Often the AI will give you an answer you want to learn more about - how did it decide to tell you that joke? Why did it make that recommendation? How did it research that topic? The natural thing to do is to ask it, but that won’t help. In fact, the results guarantee a lie.
The AI will appear to give you the right answer, but it will have nothing to do with the process that generated the original result. The system has no way of explaining its decisions, or even knowing what those decisions were. Instead, it is (you guessed it) merely generating text that it thinks will make you happy in response to your query.
For example, here I asked the AI to generate chess Elo scores (a measure of how good you are at chess) for fantasy characters (I am a nerd). When I then asked for explanations of these ratings, the AI responded with nonsense, designed to seem plausible, but with no connection at all to whatever statistical functions generated the original table.
AIs are likely to get more explainable with time, but, for now, you need to keep reminding yourself that there is no entity that is making decisions. You are getting a new statistically-generated pile of words in response to each query, using the limited memory of the AI to refer back to previous questions and answers. You cannot know the reason why the AI chose any particular set of words in response, and asking it to explain itself produces lies, even if they seem true.
Taken in, despite it all
Even knowing all of the above, I keep getting fooled. I can’t help feel anxious when I “upset” Bing. I can’t help but ask ChatGPT about why it made particular decisions. And I certainly haven’t stopped asking AIs to provide me with facts they cannot know. Sometimes this is because I am having fun, but often it is because working with chatbot AIs feels incredibly human.
This is illusion is aided by the AIs themselves. For example, Bing will apologize to you that “it” can’t be useful to you, usually with a cute emoji, after a particularly query fails. You can’t help but feel bad for it. In the end, if these bots feel sentient, and act sentient, we will keep mistaking them for actual beings that can explain themselves and have real personalities.
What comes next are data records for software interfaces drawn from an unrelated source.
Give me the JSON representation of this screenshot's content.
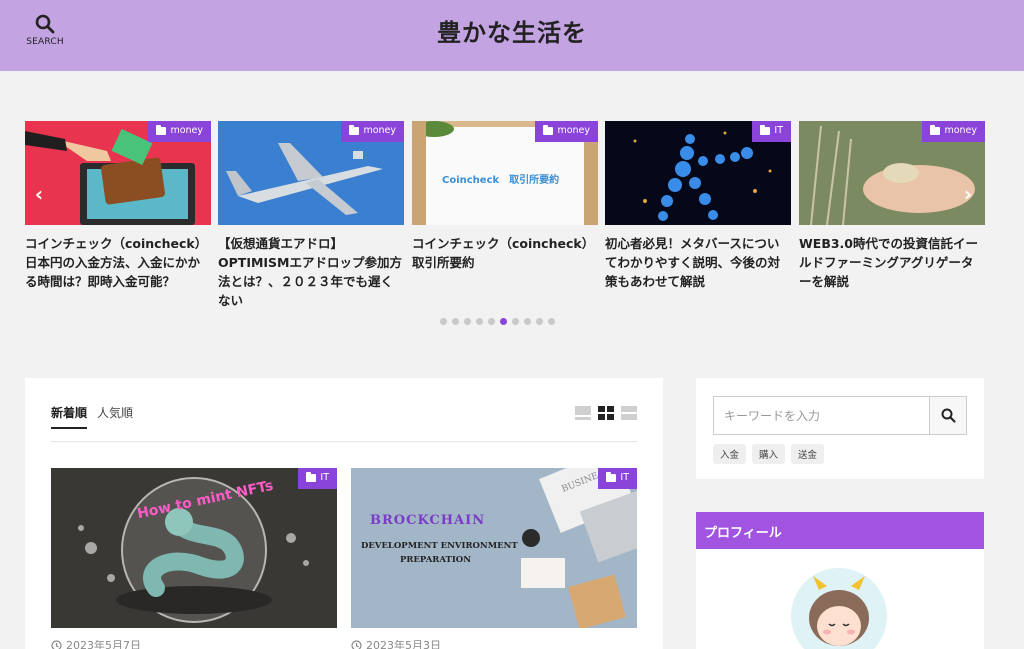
{
  "header": {
    "title": "豊かな生活を",
    "search_label": "SEARCH"
  },
  "slider": {
    "slides": [
      {
        "category": "money",
        "title": "コインチェック（coincheck）日本円の入金方法、入金にかかる時間は？即時入金可能？"
      },
      {
        "category": "money",
        "title": "【仮想通貨エアドロ】OPTIMISMエアドロップ参加方法とは？、２０２３年でも遅くない"
      },
      {
        "category": "money",
        "title": "コインチェック（coincheck）取引所要約",
        "thumb_text": "Coincheck　取引所要約"
      },
      {
        "category": "IT",
        "title": "初心者必見！メタバースについてわかりやすく説明、今後の対策もあわせて解説"
      },
      {
        "category": "money",
        "title": "WEB3.0時代での投資信託イールドファーミングアグリゲーターを解説"
      }
    ],
    "prev_arrow": "‹",
    "next_arrow": "›",
    "dot_count": 10,
    "active_dot": 5
  },
  "main": {
    "tabs": [
      {
        "label": "新着順",
        "active": true
      },
      {
        "label": "人気順",
        "active": false
      }
    ],
    "posts": [
      {
        "category": "IT",
        "date": "2023年5月7日",
        "thumb_text": "How to mint NFTs"
      },
      {
        "category": "IT",
        "date": "2023年5月3日",
        "thumb_line1": "BROCKCHAIN",
        "thumb_line2": "DEVELOPMENT ENVIRONMENT",
        "thumb_line3": "PREPARATION",
        "thumb_paper": "BUSINE"
      }
    ]
  },
  "sidebar": {
    "search_placeholder": "キーワードを入力",
    "tags": [
      "入金",
      "購入",
      "送金"
    ],
    "profile_title": "プロフィール"
  },
  "colors": {
    "header_bg": "#c3a3e2",
    "accent": "#8b44d9",
    "profile_header": "#a054e0"
  }
}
Their answers feel satisfying enough that it doesn’t matter that they are simulated. And then we might forgive the occasional lie, because everyone makes mistakes.